Because my how-to manual had not cautioned me to only hand tighten the spark plugs on this model car, I had used a wrench and inadvertently cross threaded the plug. Unbeknownst to me, the next time I had tuned it, there was nothing to hold the spark plug in. The whole engine and to be pulled and fixed. A Heli coil had to be machined in. My step-brother was studying mechanics at the time and he generously did the work for me. I was disgusted because it was such a preventable mistake. After it was fixed, I decided that only mechanics should work on my car and that I should stick to dancing. It was dance that grabbed my heart, not mechanics. But I remained happy that engines were no longer a frightening mystery to me. 

©2022  Marianna Mejia 

And Then There Was Freddie – Excerpt from Call to My Soul – Dancing the Path to True Love

Freddie’s exotic looks came from his Filipino, Mexican Indian, Spanish, French and German background. His five-foot ten frame was long and thin and strong. His mind was curious and competent. In 1948, when Freddie was nine years old, his mother had put him and his older sister Dorothy in a Flamenco dance class. “She loved Rudolph Valentino,” Freddie told me later, “but she couldn’t find a Tango class, so she figured Flamenco was good enough. It would do.” 

Because Freddie was very shy and felt uncomfortable dancing, he asked Ramón, his teacher, if he could play guitar instead. “Yes,” Ramón told him, “when you get a guitar.” But Freddie’s widowed mother had very little money and couldn’t afford to buy him a guitar. Freddie’s father had died when Freddie was six years old, and his proud, struggling mother worked hard to take care of her family. 

… However, the fates must have already had a path for Freddie. A short while later, a neighbor boy spent the night at Freddie’s house and peed in the bed. The little boy felt so bad that he gave Freddie his guitar.
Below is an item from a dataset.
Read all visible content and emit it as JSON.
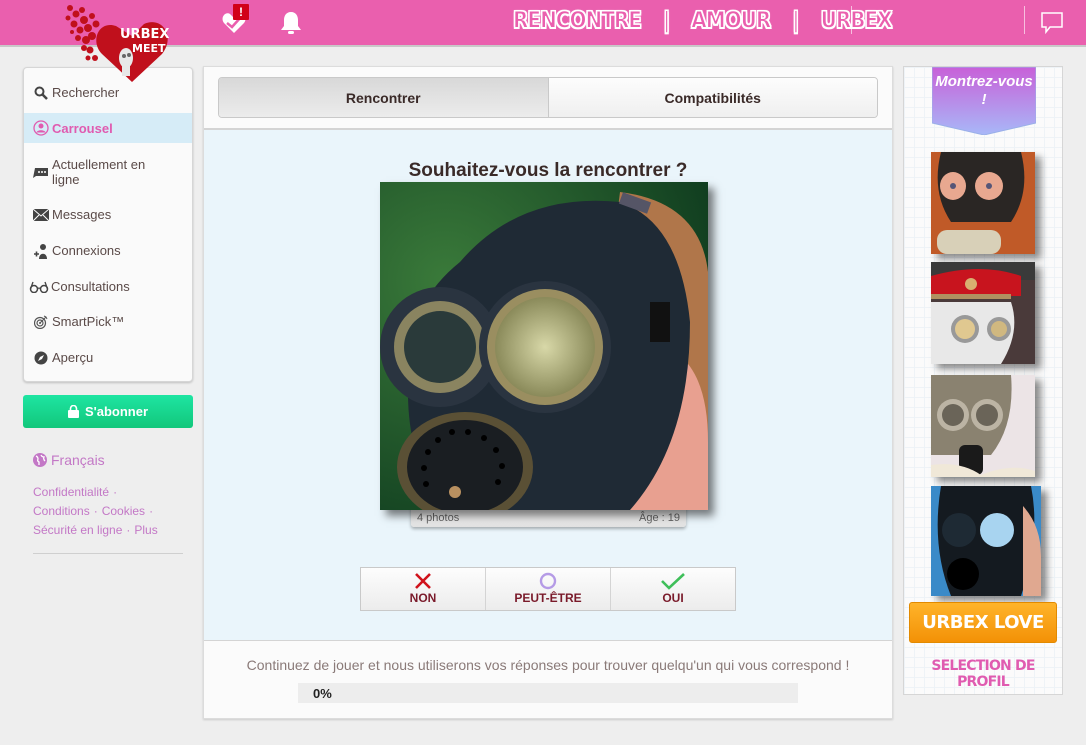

And so, at nine years old, Freddie began a lifetime as a Flamenco guitarist. …Flamenco had grabbed Freddie’s soul, as it later would mine. 

©2022  Marianna Mejia 

We are Finally Together – Excerpt from Call to My Soul – Dancing the Path to True Love

Freddie and I walked hand in hand when we hauled the garbage cans down to the street each week. Afterwards we would sit on Mama’s bench, first kissing her tree and saying, “Hello Mama,” and then simply breathing and looking at the sparkling lights above the distant ocean, under the stars of the night air. We often smoked a joint together, sitting on that wooden bench, amazed at how romantic it had become to take out the garbage. Each time we did this weekly ritual, we gave thanks for being together in this paradise. Joy flowed through us and we seemed to expand into the universe. “Thank you spirits,” I said, “for giving me this true love. For giving us this true love.” 

©2022  Marianna Mejia